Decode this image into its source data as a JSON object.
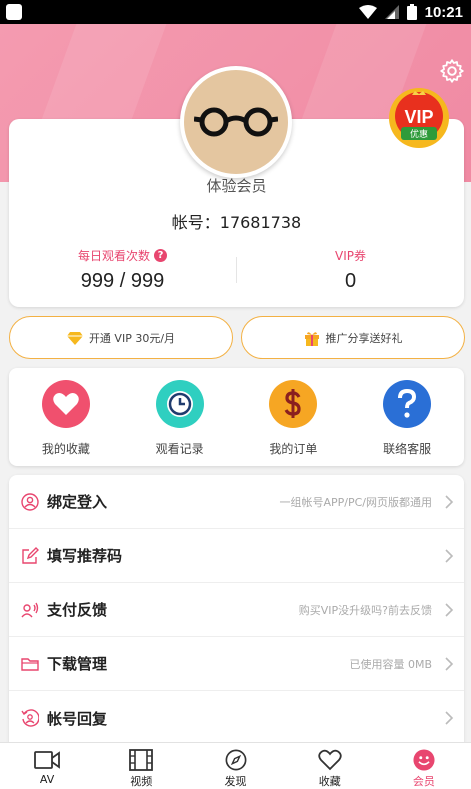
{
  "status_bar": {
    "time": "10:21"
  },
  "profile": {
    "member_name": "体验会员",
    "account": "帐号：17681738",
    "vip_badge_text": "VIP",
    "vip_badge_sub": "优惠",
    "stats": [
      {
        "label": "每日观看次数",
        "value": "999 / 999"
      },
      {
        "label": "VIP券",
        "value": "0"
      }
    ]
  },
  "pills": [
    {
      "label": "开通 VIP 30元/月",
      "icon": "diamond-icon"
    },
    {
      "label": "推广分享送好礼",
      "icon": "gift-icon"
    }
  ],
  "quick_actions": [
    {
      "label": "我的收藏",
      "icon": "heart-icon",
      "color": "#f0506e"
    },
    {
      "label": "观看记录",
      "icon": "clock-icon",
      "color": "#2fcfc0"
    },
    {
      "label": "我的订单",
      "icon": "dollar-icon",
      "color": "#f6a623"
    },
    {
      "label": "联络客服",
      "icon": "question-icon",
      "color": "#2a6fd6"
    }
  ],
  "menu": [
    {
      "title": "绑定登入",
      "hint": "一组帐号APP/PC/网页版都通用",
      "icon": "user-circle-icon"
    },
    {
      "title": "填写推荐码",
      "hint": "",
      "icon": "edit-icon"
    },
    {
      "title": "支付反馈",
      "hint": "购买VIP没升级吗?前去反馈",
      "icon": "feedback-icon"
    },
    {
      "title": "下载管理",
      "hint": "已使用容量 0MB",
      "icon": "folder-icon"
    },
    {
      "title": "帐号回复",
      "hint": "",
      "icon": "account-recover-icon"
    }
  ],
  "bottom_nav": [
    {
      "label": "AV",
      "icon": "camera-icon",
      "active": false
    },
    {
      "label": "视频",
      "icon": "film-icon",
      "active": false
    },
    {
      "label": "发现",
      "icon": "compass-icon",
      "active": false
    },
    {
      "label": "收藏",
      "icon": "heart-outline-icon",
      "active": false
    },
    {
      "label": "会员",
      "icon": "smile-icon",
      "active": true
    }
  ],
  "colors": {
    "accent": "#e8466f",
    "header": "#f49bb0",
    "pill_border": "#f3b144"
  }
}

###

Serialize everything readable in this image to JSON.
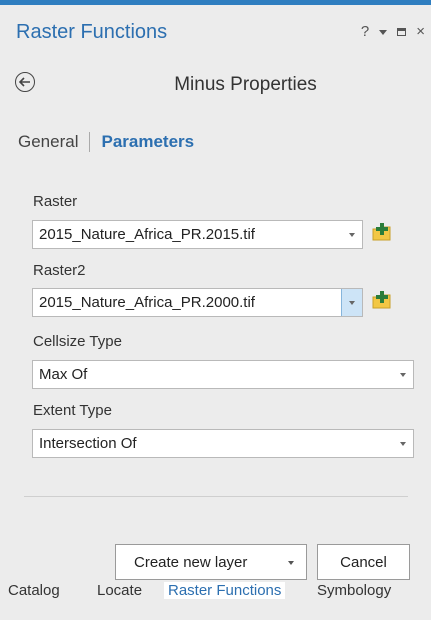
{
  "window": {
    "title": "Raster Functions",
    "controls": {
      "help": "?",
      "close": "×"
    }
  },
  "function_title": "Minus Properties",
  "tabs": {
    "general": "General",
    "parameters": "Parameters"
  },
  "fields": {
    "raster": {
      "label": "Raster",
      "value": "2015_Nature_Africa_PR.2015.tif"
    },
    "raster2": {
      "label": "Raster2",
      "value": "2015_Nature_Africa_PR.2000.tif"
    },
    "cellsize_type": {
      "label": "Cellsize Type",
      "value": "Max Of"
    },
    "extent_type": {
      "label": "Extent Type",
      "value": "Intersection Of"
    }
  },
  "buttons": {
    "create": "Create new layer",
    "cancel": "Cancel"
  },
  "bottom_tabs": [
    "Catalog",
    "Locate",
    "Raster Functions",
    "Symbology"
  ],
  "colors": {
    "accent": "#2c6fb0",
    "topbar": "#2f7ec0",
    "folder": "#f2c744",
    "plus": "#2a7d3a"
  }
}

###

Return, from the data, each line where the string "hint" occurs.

      "hint": "一组帐号APP/PC/网页版都通用",
      "hint": "",
      "hint": "购买VIP没升级吗?前去反馈",
      "hint": "已使用容量 0MB",
      "hint": "",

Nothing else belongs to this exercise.